## Description of the task
Go through the entries below and say how many lines contain the string "rules"; write only that number.

»»

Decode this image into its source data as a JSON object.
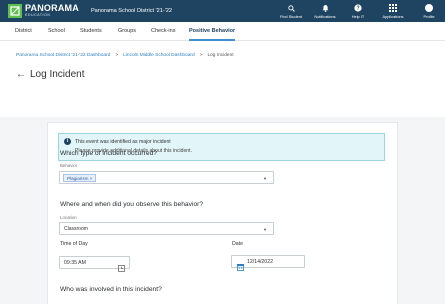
{
  "app": {
    "logo_name": "PANORAMA",
    "logo_sub": "EDUCATION",
    "district": "Panorama School District '21-'22",
    "brand_colors": {
      "header": "#1e4462",
      "logo": "#5cbf4f",
      "link": "#2f7fc1"
    }
  },
  "top_actions": [
    {
      "label": "Find Student",
      "icon": "search-icon"
    },
    {
      "label": "Notifications",
      "icon": "bell-icon"
    },
    {
      "label": "Help IT",
      "icon": "help-icon"
    },
    {
      "label": "Applications",
      "icon": "grid-icon"
    },
    {
      "label": "Profile",
      "icon": "avatar-icon"
    }
  ],
  "nav": {
    "items": [
      "District",
      "School",
      "Students",
      "Groups",
      "Check-ins",
      "Positive Behavior"
    ],
    "active": "Positive Behavior"
  },
  "breadcrumb": {
    "items": [
      "Panorama School District '21-'22 Dashboard",
      "Lincoln Middle School Dashboard",
      "Log Incident"
    ],
    "separator": ">"
  },
  "page": {
    "title": "Log Incident",
    "back_icon": "arrow-left-icon"
  },
  "alert": {
    "title": "This event was identified as major incident",
    "body": "Please provide additional details about this incident.",
    "icon": "info-icon"
  },
  "form": {
    "q1": "Which type of incident occurred?",
    "behavior_label": "Behavior",
    "behavior_chip": "Plagiarism ×",
    "q2": "Where and when did you observe this behavior?",
    "location_label": "Location",
    "location_value": "Classroom",
    "time_label": "Time of Day",
    "time_value": "09:35 AM",
    "date_label": "Date",
    "date_value": "12/14/2022",
    "q3": "Who was involved in this incident?"
  }
}
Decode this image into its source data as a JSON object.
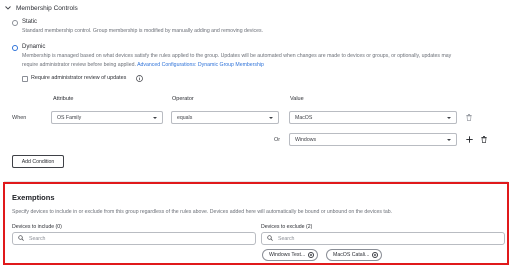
{
  "membership": {
    "title": "Membership Controls",
    "static": {
      "label": "Static",
      "description": "Standard membership control. Group membership is modified by manually adding and removing devices."
    },
    "dynamic": {
      "label": "Dynamic",
      "description_line1": "Membership is managed based on what devices satisfy the rules applied to the group. Updates will be automated when changes are made to devices or groups, or optionally, updates may",
      "description_line2_prefix": "require administrator review before being applied.",
      "link_text": "Advanced Configurations: Dynamic Group Membership"
    },
    "require_review_label": "Require administrator review of updates"
  },
  "rules": {
    "headers": {
      "attribute": "Attribute",
      "operator": "Operator",
      "value": "Value"
    },
    "row1": {
      "connector": "When",
      "attribute": "OS Family",
      "operator": "equals",
      "value": "MacOS"
    },
    "row2": {
      "connector": "Or",
      "value": "Windows"
    },
    "add_condition_label": "Add Condition"
  },
  "exemptions": {
    "title": "Exemptions",
    "description": "Specify devices to include in or exclude from this group regardless of the rules above. Devices added here will automatically be bound or unbound on the devices tab.",
    "include": {
      "label": "Devices to include (0)",
      "placeholder": "Search"
    },
    "exclude": {
      "label": "Devices to exclude (2)",
      "placeholder": "Search",
      "chips": [
        "Windows Test...",
        "MacOS Catali..."
      ]
    }
  },
  "colors": {
    "accent": "#2f73d9",
    "highlight_border": "#e0191b"
  },
  "icons": [
    "chevron-down-icon",
    "info-icon",
    "trash-icon",
    "plus-icon",
    "search-icon",
    "close-circle-icon"
  ]
}
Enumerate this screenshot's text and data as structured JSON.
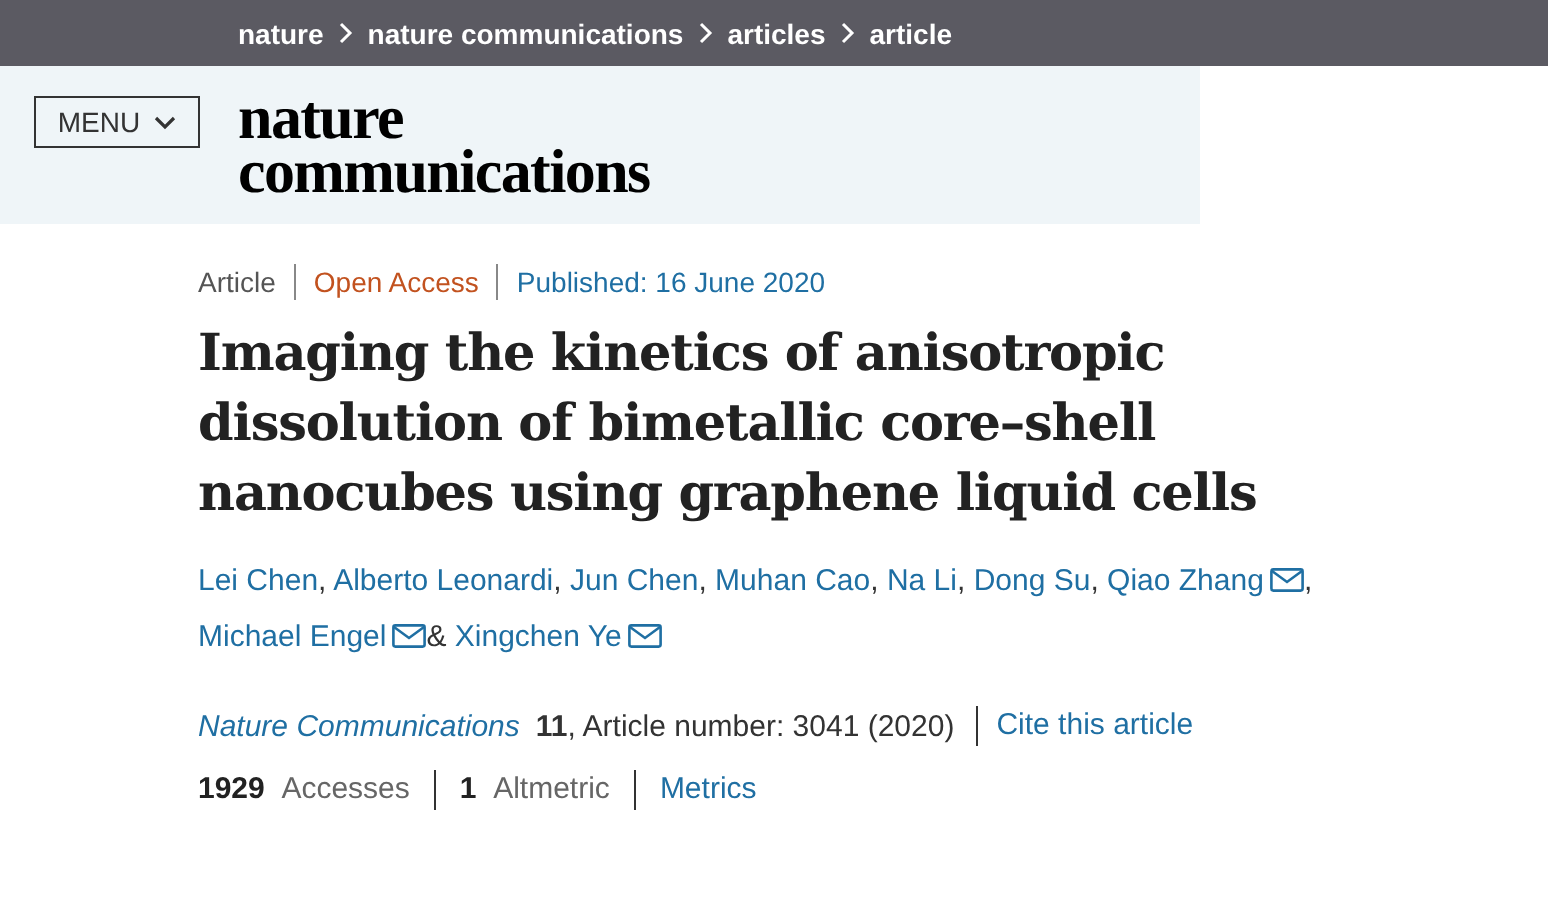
{
  "breadcrumbs": [
    {
      "label": "nature"
    },
    {
      "label": "nature communications"
    },
    {
      "label": "articles"
    },
    {
      "label": "article"
    }
  ],
  "header": {
    "menu_button": "MENU",
    "logo_lines": [
      "nature",
      "communications"
    ]
  },
  "article": {
    "type": "Article",
    "access": "Open Access",
    "published": "Published: 16 June 2020",
    "title": "Imaging the kinetics of anisotropic dissolution of bimetallic core–shell nanocubes using graphene liquid cells",
    "authors": [
      {
        "name": "Lei Chen",
        "email": false,
        "sep": ","
      },
      {
        "name": "Alberto Leonardi",
        "email": false,
        "sep": ","
      },
      {
        "name": "Jun Chen",
        "email": false,
        "sep": ","
      },
      {
        "name": "Muhan Cao",
        "email": false,
        "sep": ","
      },
      {
        "name": "Na Li",
        "email": false,
        "sep": ","
      },
      {
        "name": "Dong Su",
        "email": false,
        "sep": ","
      },
      {
        "name": "Qiao Zhang",
        "email": true,
        "sep": ","
      },
      {
        "name": "Michael Engel",
        "email": true,
        "sep": "&"
      },
      {
        "name": "Xingchen Ye",
        "email": true
      }
    ],
    "journal": "Nature Communications",
    "citation": "**11**, Article number: 3041 (2020)",
    "cite_link": "Cite this article",
    "metrics": [
      {
        "text": "**1929** Accesses"
      },
      {
        "text": "**1** Altmetric"
      }
    ],
    "metrics_link": "Metrics"
  }
}
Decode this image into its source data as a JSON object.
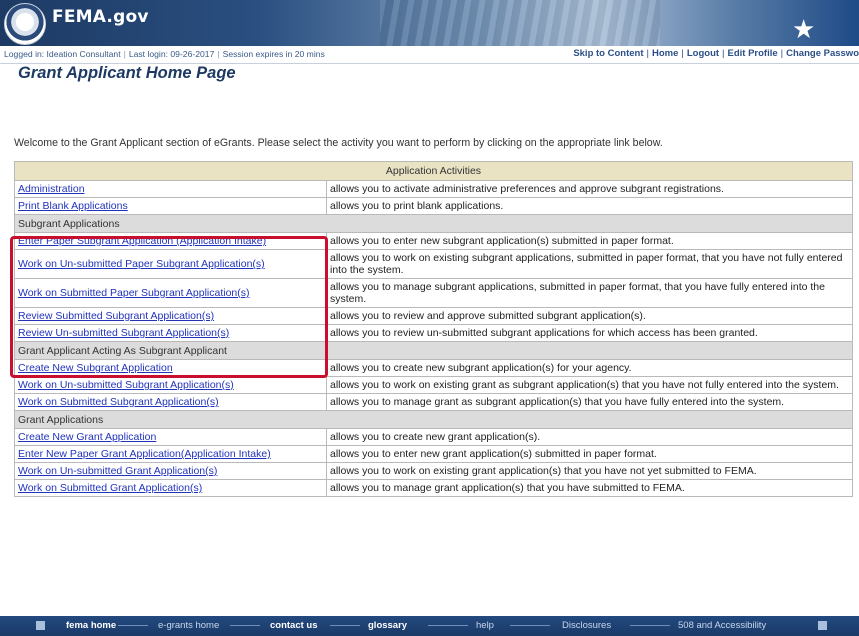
{
  "header": {
    "brand": "FEMA.gov",
    "seal_icon": "dhs-seal-icon",
    "star_icon": "star-icon"
  },
  "status_strip": {
    "logged_in": "Logged in: Ideation Consultant",
    "last_login": "Last login: 09-26-2017",
    "session": "Session expires in 20 mins",
    "nav": [
      "Skip to Content",
      "Home",
      "Logout",
      "Edit Profile",
      "Change Passwo"
    ]
  },
  "page": {
    "title": "Grant Applicant Home Page",
    "welcome": "Welcome to the Grant Applicant section of eGrants. Please select the activity you want to perform by clicking on the appropriate link below."
  },
  "table": {
    "header": "Application Activities",
    "rows": [
      {
        "link": "Administration",
        "desc": "allows you to activate administrative preferences and approve subgrant registrations."
      },
      {
        "link": "Print Blank Applications",
        "desc": "allows you to print blank applications."
      }
    ],
    "subgrant_section": "Subgrant Applications",
    "subgrant_rows": [
      {
        "link": "Enter Paper Subgrant Application (Application Intake)",
        "desc": "allows you to enter new subgrant application(s) submitted in paper format."
      },
      {
        "link": "Work on Un-submitted Paper Subgrant Application(s)",
        "desc": "allows you to work on existing subgrant applications, submitted in paper format, that you have not fully entered into the system."
      },
      {
        "link": "Work on Submitted Paper Subgrant Application(s)",
        "desc": "allows you to manage subgrant applications, submitted in paper format, that you have fully entered into the system."
      },
      {
        "link": "Review Submitted Subgrant Application(s)",
        "desc": "allows you to review and approve submitted subgrant application(s)."
      },
      {
        "link": "Review Un-submitted Subgrant Application(s)",
        "desc": "allows you to review un-submitted subgrant applications for which access has been granted."
      }
    ],
    "acting_section": "Grant Applicant Acting As Subgrant Applicant",
    "acting_rows": [
      {
        "link": "Create New Subgrant Application",
        "desc": "allows you to create new subgrant application(s) for your agency."
      },
      {
        "link": "Work on Un-submitted Subgrant Application(s)",
        "desc": "allows you to work on existing grant as subgrant application(s) that you have not fully entered into the system."
      },
      {
        "link": "Work on Submitted Subgrant Application(s)",
        "desc": "allows you to manage grant as subgrant application(s) that you have fully entered into the system."
      }
    ],
    "grant_section": "Grant Applications",
    "grant_rows": [
      {
        "link": "Create New Grant Application",
        "desc": "allows you to create new grant application(s)."
      },
      {
        "link": "Enter New Paper Grant Application(Application Intake)",
        "desc": "allows you to enter new grant application(s) submitted in paper format."
      },
      {
        "link": "Work on Un-submitted Grant Application(s)",
        "desc": "allows you to work on existing grant application(s) that you have not yet submitted to FEMA."
      },
      {
        "link": "Work on Submitted Grant Application(s)",
        "desc": "allows you to manage grant application(s) that you have submitted to FEMA."
      }
    ]
  },
  "footer": {
    "items": [
      "fema home",
      "e-grants home",
      "contact us",
      "glossary",
      "help",
      "Disclosures",
      "508 and Accessibility"
    ]
  },
  "colors": {
    "header_navy": "#1d3a63",
    "link_blue": "#2233bb",
    "highlight_red": "#c8102e",
    "table_header_bg": "#e9e3c4",
    "section_bg": "#dcdcdc"
  }
}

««

## Answer to this problem
3